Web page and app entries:
*** Begin section ***

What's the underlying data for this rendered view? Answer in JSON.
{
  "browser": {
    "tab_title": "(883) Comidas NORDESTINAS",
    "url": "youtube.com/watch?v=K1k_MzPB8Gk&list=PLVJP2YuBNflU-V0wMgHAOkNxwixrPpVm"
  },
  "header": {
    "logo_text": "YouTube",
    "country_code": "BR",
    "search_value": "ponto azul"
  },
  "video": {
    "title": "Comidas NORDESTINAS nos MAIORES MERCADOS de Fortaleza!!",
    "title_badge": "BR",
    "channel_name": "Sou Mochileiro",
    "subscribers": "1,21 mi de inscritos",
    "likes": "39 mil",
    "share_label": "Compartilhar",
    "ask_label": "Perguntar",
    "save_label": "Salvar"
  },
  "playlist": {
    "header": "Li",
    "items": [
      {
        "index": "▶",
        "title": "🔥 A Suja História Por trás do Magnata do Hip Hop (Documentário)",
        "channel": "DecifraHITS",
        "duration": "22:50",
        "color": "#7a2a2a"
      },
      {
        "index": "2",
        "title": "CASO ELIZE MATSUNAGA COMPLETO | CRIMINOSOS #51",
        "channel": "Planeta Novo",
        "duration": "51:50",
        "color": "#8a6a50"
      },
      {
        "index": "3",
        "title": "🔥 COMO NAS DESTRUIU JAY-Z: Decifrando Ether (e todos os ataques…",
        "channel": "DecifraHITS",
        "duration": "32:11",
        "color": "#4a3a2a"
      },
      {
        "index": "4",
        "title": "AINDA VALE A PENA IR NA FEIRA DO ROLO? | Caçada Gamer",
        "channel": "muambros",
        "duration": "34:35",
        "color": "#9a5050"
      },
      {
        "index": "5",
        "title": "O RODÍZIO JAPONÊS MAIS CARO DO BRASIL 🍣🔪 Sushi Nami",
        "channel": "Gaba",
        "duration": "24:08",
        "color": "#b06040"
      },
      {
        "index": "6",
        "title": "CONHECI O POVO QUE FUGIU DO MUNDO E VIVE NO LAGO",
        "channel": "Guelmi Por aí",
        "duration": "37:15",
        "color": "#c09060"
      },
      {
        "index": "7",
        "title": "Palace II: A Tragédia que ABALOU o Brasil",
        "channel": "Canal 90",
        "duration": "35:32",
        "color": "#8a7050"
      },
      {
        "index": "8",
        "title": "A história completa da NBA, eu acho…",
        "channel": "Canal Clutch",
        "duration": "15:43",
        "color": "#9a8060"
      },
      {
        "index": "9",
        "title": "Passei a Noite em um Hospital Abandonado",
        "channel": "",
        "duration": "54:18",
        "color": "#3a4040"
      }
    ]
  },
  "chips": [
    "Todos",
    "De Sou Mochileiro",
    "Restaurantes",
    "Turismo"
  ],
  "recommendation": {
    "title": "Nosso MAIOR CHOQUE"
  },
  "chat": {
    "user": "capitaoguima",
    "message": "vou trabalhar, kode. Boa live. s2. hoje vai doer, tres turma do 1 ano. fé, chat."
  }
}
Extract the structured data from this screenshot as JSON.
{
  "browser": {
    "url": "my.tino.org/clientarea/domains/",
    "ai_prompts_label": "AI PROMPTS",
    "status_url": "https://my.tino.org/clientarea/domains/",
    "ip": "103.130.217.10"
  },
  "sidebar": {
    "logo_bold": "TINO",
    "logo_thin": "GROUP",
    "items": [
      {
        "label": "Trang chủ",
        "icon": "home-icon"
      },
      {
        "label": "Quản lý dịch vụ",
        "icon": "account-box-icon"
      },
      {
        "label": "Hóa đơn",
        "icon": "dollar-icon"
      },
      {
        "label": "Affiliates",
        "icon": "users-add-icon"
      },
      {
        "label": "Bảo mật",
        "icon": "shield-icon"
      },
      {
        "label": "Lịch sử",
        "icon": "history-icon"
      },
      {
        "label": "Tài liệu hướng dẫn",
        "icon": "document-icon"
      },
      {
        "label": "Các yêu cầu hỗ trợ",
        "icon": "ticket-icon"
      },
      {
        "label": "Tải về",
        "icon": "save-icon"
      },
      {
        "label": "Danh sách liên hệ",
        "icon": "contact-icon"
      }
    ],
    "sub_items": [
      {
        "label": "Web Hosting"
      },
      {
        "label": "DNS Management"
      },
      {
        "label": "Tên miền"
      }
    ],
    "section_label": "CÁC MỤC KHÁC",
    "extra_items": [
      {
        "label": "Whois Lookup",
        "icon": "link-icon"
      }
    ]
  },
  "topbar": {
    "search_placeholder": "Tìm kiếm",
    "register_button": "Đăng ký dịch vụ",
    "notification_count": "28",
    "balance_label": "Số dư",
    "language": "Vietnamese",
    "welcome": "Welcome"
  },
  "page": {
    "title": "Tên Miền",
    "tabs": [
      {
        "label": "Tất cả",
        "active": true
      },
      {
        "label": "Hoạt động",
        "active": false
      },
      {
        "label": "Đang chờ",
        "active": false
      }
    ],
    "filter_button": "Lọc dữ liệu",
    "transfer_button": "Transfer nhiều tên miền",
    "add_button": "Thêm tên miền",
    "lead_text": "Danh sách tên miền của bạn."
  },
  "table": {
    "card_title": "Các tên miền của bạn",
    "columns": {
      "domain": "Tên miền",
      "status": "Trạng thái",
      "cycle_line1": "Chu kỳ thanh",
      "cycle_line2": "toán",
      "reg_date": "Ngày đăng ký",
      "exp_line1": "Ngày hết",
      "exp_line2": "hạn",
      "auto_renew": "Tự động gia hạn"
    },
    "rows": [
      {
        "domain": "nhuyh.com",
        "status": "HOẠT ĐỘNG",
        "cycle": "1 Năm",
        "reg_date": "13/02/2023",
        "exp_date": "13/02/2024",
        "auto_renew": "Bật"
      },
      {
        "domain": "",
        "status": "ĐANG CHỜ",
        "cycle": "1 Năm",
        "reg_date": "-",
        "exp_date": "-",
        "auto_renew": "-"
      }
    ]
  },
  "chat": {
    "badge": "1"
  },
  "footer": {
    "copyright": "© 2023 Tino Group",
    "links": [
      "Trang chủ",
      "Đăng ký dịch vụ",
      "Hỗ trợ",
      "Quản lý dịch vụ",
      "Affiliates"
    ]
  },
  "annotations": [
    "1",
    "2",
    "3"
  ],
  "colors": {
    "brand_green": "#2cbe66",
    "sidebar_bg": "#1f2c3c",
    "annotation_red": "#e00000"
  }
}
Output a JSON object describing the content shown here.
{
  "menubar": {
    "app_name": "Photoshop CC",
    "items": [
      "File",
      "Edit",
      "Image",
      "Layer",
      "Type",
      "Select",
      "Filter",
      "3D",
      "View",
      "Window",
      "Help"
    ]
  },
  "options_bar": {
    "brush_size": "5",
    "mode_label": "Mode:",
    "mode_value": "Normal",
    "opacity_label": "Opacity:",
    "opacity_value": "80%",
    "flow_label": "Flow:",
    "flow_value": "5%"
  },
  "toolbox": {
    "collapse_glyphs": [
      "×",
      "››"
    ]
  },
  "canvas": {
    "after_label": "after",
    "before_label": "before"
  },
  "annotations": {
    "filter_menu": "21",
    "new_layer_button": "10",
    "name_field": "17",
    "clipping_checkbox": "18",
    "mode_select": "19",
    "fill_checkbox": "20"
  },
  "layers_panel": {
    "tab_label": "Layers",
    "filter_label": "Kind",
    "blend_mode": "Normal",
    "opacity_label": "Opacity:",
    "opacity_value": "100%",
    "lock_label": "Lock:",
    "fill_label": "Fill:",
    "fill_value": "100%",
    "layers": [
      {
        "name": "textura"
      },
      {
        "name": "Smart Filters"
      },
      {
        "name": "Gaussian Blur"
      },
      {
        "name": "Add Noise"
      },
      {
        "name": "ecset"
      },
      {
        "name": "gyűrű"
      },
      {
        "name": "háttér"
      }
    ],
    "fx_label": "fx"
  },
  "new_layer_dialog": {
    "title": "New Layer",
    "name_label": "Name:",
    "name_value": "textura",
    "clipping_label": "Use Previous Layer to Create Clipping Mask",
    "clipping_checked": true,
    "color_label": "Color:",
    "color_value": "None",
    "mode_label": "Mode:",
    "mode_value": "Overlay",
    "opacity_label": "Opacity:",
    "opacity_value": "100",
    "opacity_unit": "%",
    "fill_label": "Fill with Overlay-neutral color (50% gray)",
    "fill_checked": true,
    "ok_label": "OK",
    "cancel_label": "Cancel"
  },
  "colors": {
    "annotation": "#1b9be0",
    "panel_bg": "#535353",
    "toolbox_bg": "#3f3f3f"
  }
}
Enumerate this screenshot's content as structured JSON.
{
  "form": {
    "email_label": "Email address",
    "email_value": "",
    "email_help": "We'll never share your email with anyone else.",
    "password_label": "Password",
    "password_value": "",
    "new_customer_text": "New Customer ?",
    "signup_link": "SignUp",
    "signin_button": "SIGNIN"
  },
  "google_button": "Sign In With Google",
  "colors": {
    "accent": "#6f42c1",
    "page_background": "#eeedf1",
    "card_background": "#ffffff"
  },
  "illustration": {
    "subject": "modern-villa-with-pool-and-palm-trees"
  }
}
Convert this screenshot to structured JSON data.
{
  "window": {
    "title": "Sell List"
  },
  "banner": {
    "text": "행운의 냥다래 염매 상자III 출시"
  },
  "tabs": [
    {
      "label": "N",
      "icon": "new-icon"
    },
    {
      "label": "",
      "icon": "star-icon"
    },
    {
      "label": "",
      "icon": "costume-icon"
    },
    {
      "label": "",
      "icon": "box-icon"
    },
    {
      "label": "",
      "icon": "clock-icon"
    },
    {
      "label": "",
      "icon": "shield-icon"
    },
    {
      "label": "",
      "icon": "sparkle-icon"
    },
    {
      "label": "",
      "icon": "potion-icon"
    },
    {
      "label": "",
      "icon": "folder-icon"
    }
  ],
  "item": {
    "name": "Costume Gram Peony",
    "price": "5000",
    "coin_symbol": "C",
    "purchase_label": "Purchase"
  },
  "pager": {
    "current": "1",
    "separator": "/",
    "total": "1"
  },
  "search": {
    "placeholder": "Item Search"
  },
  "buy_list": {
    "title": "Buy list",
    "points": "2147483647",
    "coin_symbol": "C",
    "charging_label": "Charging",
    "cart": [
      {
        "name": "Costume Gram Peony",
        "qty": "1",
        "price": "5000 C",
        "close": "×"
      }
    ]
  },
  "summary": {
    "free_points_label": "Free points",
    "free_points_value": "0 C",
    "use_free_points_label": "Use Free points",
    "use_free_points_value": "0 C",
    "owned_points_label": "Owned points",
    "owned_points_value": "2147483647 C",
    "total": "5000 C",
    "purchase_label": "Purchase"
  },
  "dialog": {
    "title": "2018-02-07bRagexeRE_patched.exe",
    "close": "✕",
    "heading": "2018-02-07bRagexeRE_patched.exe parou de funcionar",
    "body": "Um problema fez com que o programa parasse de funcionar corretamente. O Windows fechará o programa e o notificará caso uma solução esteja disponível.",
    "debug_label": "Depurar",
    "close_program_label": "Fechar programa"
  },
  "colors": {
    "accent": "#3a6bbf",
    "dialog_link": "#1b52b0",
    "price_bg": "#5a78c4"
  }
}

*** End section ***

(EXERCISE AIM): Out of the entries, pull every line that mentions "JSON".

(EXERCISE OUTPUT):
What's the underlying data for this rendered view? Answer in JSON.
Extract the structured data from this screenshot as JSON.
Output a JSON object describing the content shown here.
Enumerate this screenshot's content as structured JSON.
Convert this screenshot to structured JSON data.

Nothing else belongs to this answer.